The state is gradually adding providers after having directed the state's weekly vaccine allotment to hospitals, pharmacy chains and other larger providers that could swiftly administer the shots. As demand for the vaccine begins to slow, state officials said they are are shifting focus to hard-to-reach areas and populations.

“People who aren't sure about getting a vaccine can get information — and a vaccine — from their trusted health care provider. That does a lot to address the concerns about hesitancy,” Gov. Tom Wolf said Wednesday at a vaccine clinic in Washington County.

He said more providers will be added in coming weeks “as we keep moving out from big facilities” and “figure out how we can get closer to people, which means putting it in the hands of people you trust.”

Pennsylvania has administered first doses of COVID-19 vaccines to about 48% of its eligible population of everyone 16 and older.
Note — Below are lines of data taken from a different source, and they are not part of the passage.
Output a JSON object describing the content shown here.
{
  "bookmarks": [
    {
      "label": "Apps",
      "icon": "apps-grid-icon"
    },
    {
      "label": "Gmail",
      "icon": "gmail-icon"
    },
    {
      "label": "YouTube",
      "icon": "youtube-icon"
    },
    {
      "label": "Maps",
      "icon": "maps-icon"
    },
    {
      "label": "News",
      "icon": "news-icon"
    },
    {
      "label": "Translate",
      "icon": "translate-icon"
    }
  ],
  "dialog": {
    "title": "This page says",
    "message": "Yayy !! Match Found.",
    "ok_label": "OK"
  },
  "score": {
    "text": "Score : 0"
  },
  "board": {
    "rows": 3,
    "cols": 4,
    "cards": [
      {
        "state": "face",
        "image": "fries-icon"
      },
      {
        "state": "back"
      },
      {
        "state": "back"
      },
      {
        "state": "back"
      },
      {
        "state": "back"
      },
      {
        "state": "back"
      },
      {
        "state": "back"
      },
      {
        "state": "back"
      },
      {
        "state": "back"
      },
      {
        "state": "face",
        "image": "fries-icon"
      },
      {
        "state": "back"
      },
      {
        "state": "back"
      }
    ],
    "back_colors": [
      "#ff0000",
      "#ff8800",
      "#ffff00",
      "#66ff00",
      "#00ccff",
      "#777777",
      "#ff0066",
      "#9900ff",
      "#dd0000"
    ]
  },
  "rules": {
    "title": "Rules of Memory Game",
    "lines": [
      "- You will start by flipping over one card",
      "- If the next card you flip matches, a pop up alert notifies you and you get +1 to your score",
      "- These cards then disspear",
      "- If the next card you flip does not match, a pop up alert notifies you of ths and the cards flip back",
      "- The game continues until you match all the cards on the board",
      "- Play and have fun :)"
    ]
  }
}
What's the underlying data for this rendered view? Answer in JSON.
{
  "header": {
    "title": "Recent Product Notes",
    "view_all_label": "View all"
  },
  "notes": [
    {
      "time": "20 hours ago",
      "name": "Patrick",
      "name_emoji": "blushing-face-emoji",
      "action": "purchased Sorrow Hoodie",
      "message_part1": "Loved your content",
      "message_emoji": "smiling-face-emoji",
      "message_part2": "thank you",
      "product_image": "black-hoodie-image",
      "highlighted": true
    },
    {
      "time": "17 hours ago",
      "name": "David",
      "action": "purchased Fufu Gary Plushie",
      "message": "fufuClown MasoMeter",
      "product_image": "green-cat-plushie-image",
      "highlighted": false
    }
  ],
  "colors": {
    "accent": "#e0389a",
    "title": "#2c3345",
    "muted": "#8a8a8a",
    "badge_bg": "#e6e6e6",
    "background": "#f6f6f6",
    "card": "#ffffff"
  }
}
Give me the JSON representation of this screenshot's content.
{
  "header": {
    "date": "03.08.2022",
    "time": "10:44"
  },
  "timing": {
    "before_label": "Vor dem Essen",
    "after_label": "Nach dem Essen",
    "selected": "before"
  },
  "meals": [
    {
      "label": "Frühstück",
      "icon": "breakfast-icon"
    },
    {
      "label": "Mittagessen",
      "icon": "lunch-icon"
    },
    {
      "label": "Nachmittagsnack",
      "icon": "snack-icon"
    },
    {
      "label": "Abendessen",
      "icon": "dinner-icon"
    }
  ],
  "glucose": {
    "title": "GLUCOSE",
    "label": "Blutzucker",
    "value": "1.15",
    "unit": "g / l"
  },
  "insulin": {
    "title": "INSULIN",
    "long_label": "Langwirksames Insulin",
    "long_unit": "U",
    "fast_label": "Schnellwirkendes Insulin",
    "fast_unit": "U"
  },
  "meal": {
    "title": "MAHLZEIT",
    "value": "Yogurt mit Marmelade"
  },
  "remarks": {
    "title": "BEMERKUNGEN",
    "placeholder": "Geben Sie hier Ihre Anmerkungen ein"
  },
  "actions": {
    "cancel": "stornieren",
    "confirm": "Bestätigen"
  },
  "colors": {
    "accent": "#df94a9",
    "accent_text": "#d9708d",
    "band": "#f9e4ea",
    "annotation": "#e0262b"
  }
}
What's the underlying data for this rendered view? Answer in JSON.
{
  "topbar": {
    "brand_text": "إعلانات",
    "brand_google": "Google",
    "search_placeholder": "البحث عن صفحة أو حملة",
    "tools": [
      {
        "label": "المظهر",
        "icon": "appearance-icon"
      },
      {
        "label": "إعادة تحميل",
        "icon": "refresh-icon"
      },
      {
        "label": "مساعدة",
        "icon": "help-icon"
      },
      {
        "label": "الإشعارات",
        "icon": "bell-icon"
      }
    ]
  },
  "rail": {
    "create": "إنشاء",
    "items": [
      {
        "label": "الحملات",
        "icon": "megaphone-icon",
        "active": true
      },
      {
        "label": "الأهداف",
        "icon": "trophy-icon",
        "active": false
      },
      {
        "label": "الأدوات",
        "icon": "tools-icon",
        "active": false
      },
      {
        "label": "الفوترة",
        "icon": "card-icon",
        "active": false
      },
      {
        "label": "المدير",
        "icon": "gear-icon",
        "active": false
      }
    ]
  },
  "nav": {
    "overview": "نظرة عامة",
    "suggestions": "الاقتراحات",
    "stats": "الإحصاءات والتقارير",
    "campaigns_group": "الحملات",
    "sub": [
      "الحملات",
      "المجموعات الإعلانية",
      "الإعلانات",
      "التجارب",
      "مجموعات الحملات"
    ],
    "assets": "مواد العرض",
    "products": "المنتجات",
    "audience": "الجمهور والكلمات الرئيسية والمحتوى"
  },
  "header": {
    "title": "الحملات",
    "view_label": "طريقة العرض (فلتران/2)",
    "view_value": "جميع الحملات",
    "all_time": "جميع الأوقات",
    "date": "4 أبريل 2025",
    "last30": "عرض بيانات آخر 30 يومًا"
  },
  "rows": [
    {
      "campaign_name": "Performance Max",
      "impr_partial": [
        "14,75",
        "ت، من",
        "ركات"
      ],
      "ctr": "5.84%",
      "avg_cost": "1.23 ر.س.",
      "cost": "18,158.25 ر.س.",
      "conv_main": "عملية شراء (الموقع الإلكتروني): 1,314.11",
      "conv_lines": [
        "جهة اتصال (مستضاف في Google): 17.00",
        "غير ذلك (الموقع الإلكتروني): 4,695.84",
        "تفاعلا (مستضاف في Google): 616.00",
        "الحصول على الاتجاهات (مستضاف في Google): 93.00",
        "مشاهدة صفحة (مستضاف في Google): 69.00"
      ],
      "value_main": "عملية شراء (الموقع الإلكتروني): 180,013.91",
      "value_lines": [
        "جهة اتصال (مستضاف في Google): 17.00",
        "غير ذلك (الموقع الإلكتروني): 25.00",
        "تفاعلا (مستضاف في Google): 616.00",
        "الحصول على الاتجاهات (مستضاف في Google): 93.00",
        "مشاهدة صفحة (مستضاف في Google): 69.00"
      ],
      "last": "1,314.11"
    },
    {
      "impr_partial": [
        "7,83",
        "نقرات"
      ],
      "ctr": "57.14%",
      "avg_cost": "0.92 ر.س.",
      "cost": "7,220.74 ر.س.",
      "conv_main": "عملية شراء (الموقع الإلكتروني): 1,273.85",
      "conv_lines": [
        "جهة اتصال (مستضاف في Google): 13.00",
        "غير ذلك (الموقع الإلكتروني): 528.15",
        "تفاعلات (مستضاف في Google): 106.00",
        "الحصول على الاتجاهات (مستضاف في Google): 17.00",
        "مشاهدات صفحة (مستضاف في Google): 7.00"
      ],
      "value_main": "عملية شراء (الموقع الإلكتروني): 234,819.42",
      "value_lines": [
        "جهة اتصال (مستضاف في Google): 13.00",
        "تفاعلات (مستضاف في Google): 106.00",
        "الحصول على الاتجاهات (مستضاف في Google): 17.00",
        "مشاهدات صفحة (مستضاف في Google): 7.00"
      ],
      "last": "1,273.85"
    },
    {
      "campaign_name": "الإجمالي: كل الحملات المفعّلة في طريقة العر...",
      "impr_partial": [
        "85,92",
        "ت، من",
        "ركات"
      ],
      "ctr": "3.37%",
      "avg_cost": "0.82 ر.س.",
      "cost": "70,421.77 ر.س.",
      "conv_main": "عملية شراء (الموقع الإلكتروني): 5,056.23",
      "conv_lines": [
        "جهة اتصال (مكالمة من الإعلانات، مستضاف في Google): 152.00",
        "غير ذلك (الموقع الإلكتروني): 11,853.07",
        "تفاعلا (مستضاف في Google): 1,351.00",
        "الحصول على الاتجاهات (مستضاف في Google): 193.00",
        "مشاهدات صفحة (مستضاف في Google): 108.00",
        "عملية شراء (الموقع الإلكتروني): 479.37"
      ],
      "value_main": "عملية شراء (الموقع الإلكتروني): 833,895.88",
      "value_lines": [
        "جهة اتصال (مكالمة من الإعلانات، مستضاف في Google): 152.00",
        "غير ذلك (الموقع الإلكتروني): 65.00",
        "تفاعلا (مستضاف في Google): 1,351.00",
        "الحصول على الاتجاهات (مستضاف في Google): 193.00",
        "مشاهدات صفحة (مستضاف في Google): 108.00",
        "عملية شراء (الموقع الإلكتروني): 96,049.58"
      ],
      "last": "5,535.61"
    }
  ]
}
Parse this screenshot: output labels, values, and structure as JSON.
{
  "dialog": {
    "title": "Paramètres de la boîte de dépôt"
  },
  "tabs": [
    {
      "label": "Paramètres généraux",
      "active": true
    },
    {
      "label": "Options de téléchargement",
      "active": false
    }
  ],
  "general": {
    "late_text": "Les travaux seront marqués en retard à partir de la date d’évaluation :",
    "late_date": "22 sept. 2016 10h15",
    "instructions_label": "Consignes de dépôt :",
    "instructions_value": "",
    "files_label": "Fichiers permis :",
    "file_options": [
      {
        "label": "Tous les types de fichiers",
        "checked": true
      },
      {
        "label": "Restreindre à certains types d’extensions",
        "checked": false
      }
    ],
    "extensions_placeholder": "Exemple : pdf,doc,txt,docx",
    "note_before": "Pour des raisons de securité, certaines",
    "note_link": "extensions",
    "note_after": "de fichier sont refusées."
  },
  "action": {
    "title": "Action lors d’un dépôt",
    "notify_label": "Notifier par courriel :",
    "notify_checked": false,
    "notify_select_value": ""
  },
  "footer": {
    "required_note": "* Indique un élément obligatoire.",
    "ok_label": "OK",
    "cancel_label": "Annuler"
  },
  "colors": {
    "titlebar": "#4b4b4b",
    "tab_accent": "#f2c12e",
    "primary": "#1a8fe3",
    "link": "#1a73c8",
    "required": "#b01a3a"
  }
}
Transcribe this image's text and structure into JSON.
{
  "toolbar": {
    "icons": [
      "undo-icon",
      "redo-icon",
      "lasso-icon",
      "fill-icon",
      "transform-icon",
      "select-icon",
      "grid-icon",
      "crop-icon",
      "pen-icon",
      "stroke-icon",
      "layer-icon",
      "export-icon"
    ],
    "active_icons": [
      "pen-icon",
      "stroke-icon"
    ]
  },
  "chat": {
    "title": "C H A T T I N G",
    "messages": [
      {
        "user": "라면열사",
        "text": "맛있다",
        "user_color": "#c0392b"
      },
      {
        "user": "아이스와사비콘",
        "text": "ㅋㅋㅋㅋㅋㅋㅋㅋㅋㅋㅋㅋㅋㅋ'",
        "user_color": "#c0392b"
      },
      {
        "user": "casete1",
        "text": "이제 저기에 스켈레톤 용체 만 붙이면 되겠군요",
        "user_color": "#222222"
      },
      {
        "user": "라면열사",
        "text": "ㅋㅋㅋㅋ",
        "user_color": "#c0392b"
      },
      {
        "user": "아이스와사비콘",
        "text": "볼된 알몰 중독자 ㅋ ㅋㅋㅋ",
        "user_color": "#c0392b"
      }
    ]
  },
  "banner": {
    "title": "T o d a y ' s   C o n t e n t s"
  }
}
More than 5.2 million people have received at least their first dose.

Allegheny County’s daily coronavirus case counts have been falling over the past couple weeks

The decrease follows nearly two months of increases—partly sparked by more infectious variants, reports Sarah Boden.

The COVID-19 vaccine is likely the main reason, officials say. One-third of Allegheny County residents are fully vaccinated, and more than 20%partially vaccinated.

But Health Department director Dr. Debra Bogen says other factors are likely contributing. That includes some element of natural immunity, and Bogen notes, that the nearly 97,000- documented cases in the county are certainly lower than the actual figure.

“…Especially early on we didn’t test everybody for COVID-19. So we know that there were people who had cases, but we didn’t test,” Bogen said. “And there were a lot of asymptomatic people who didn’t have any symptoms, who would have never gotten tested.”

Bogen says the spring weather might also be playing a role. Warmer temperatures lead more people to socialize outside where the virus is less likely to spread.

Allegheny County Executive Rich Fitzgerald said he supports the Pittsburgh Penguins’ plan for a spectator section limited to fans who are vaccinated against COVID-19.

The team’s president has petitioned the state to permit higher occupancy in the vaccinated section during games. Fitzgerald says other entertainment venues should consider the same policy:

“I know we’re considering that, and probably will do that, with our summer concert series at Hartwood Acres,” Fitzgerald said. “And they don’t start for another month or so. And by that point everyone will have access to vaccine[s].”

Children younger than 16 currently not eligible for the vaccine.